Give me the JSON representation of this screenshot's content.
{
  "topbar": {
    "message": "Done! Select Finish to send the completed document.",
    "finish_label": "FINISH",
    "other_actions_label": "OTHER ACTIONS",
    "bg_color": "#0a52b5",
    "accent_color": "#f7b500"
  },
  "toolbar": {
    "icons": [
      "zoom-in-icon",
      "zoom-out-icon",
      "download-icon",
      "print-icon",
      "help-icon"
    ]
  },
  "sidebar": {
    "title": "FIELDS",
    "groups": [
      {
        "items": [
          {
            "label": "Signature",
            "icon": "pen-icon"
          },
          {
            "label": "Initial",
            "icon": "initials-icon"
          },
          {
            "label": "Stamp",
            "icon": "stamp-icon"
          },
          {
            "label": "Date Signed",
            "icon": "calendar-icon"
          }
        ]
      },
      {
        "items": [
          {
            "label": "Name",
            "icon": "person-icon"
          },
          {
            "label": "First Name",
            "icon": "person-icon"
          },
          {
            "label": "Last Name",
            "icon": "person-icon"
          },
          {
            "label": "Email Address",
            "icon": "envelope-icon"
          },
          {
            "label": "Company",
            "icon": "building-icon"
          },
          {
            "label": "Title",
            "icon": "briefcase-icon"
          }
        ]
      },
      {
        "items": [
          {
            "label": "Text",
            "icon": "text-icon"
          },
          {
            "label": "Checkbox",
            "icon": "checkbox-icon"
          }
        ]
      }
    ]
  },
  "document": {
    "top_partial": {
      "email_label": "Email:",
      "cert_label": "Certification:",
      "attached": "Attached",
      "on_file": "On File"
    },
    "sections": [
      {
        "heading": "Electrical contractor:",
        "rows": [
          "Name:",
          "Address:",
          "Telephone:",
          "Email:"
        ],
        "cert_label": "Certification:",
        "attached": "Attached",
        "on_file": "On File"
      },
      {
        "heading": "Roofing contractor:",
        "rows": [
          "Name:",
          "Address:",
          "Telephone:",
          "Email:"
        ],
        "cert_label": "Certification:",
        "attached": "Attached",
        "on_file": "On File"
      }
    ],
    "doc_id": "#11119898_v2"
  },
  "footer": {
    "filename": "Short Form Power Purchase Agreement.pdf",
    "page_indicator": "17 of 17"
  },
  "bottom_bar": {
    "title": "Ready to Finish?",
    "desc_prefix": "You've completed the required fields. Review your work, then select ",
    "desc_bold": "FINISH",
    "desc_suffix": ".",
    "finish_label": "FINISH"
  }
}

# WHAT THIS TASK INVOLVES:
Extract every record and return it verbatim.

# OUTPUT FOR THIS TASK:
Give me the JSON representation of this screenshot's content.
{
  "topbar": {
    "message": "Done! Select Finish to send the completed document.",
    "finish_label": "FINISH",
    "other_actions_label": "OTHER ACTIONS",
    "bg_color": "#0a52b5",
    "accent_color": "#f7b500"
  },
  "toolbar": {
    "icons": [
      "zoom-in-icon",
      "zoom-out-icon",
      "download-icon",
      "print-icon",
      "help-icon"
    ]
  },
  "sidebar": {
    "title": "FIELDS",
    "groups": [
      {
        "items": [
          {
            "label": "Signature",
            "icon": "pen-icon"
          },
          {
            "label": "Initial",
            "icon": "initials-icon"
          },
          {
            "label": "Stamp",
            "icon": "stamp-icon"
          },
          {
            "label": "Date Signed",
            "icon": "calendar-icon"
          }
        ]
      },
      {
        "items": [
          {
            "label": "Name",
            "icon": "person-icon"
          },
          {
            "label": "First Name",
            "icon": "person-icon"
          },
          {
            "label": "Last Name",
            "icon": "person-icon"
          },
          {
            "label": "Email Address",
            "icon": "envelope-icon"
          },
          {
            "label": "Company",
            "icon": "building-icon"
          },
          {
            "label": "Title",
            "icon": "briefcase-icon"
          }
        ]
      },
      {
        "items": [
          {
            "label": "Text",
            "icon": "text-icon"
          },
          {
            "label": "Checkbox",
            "icon": "checkbox-icon"
          }
        ]
      }
    ]
  },
  "document": {
    "top_partial": {
      "email_label": "Email:",
      "cert_label": "Certification:",
      "attached": "Attached",
      "on_file": "On File"
    },
    "sections": [
      {
        "heading": "Electrical contractor:",
        "rows": [
          "Name:",
          "Address:",
          "Telephone:",
          "Email:"
        ],
        "cert_label": "Certification:",
        "attached": "Attached",
        "on_file": "On File"
      },
      {
        "heading": "Roofing contractor:",
        "rows": [
          "Name:",
          "Address:",
          "Telephone:",
          "Email:"
        ],
        "cert_label": "Certification:",
        "attached": "Attached",
        "on_file": "On File"
      }
    ],
    "doc_id": "#11119898_v2"
  },
  "footer": {
    "filename": "Short Form Power Purchase Agreement.pdf",
    "page_indicator": "17 of 17"
  },
  "bottom_bar": {
    "title": "Ready to Finish?",
    "desc_prefix": "You've completed the required fields. Review your work, then select ",
    "desc_bold": "FINISH",
    "desc_suffix": ".",
    "finish_label": "FINISH"
  }
}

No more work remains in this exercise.